_Problem statement_.
Go through the lines below and tally those containing the string "annotation". Respond with the number only.

_Data excerpts_.
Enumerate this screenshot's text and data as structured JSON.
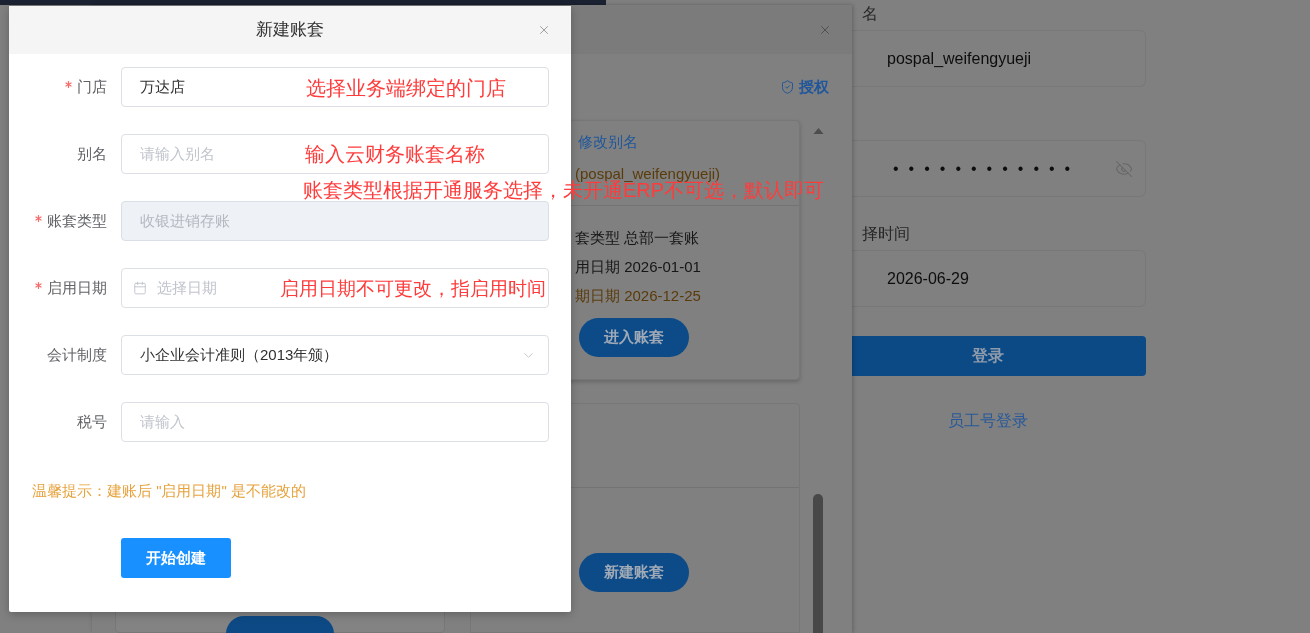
{
  "modal": {
    "title": "新建账套",
    "fields": [
      {
        "kind": "text",
        "label": "门店",
        "required": true,
        "disabled": false,
        "value": "万达店",
        "annotation": "选择业务端绑定的门店"
      },
      {
        "kind": "text",
        "label": "别名",
        "required": false,
        "disabled": false,
        "placeholder": "请输入别名",
        "annotation": "输入云财务账套名称"
      },
      {
        "kind": "text",
        "label": "账套类型",
        "required": true,
        "disabled": true,
        "value": "收银进销存账",
        "annotation": "账套类型根据开通服务选择，未开通ERP不可选，默认即可"
      },
      {
        "kind": "date",
        "label": "启用日期",
        "required": true,
        "disabled": false,
        "placeholder": "选择日期",
        "annotation": "启用日期不可更改，指启用时间"
      },
      {
        "kind": "select",
        "label": "会计制度",
        "required": false,
        "disabled": false,
        "value": "小企业会计准则（2013年颁）"
      },
      {
        "kind": "text",
        "label": "税号",
        "required": false,
        "disabled": false,
        "placeholder": "请输入"
      }
    ],
    "tip": "温馨提示：建账后 \"启用日期\" 是不能改的",
    "submit": "开始创建"
  },
  "account_sets_dialog": {
    "authorize": "授权",
    "cards": [
      {
        "rename": "修改别名",
        "account": "(pospal_weifengyueji)",
        "details": [
          {
            "text": "套类型 总部一套账",
            "warning": false
          },
          {
            "text": "用日期 2026-01-01",
            "warning": false
          },
          {
            "text": "期日期 2026-12-25",
            "warning": true
          }
        ],
        "button": "进入账套"
      },
      {
        "button": "新建账套"
      }
    ]
  },
  "login": {
    "username_label": "名",
    "username": "pospal_weifengyueji",
    "password": "••••••••••••",
    "date_label": "择时间",
    "date": "2026-06-29",
    "submit": "登录",
    "staff_login": "员工号登录"
  }
}
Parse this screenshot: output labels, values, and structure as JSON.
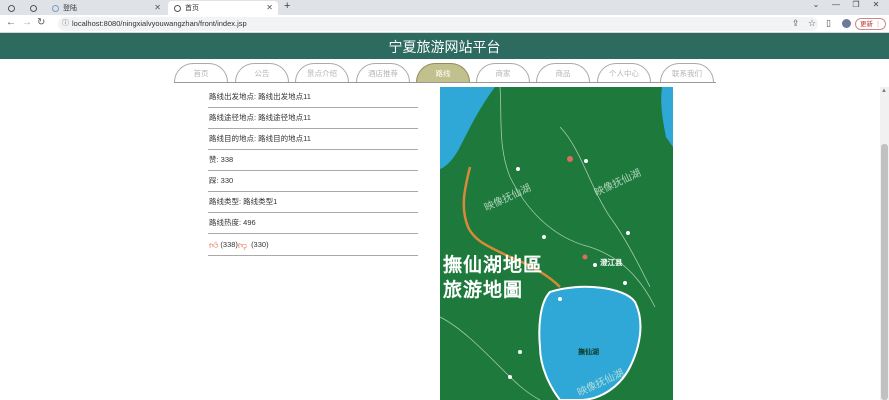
{
  "browser": {
    "tabs": [
      {
        "label": "",
        "active": false
      },
      {
        "label": "",
        "active": false
      },
      {
        "label": "登陆",
        "active": false
      },
      {
        "label": "首页",
        "active": true
      }
    ],
    "new_tab_label": "+",
    "url": "localhost:8080/ningxialvyouwangzhan/front/index.jsp",
    "update_label": "更新",
    "window_controls": [
      "⌄",
      "—",
      "❐",
      "✕"
    ]
  },
  "site": {
    "title": "宁夏旅游网站平台"
  },
  "nav": {
    "items": [
      "首页",
      "公告",
      "景点介绍",
      "酒店推荐",
      "路线",
      "商家",
      "商品",
      "个人中心",
      "联系我们"
    ],
    "active_index": 4
  },
  "detail": {
    "rows": [
      "路线出发地点: 路线出发地点11",
      "路线途径地点: 路线途径地点11",
      "路线目的地点: 路线目的地点11",
      "赞: 338",
      "踩: 330",
      "路线类型: 路线类型1",
      "路线热度: 496"
    ],
    "likes": "(338)",
    "dislikes": "(330)"
  },
  "map": {
    "title_line1": "撫仙湖地區",
    "title_line2": "旅游地圖",
    "watermark": "映像抚仙湖",
    "lake_label": "撫仙湖",
    "town_label": "澄江县",
    "colors": {
      "land": "#1e7a3c",
      "water": "#2fa8d8",
      "road": "#d88a3a",
      "label": "#ffffff",
      "accent": "#e06b5e"
    }
  }
}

_Exercise solution_.
4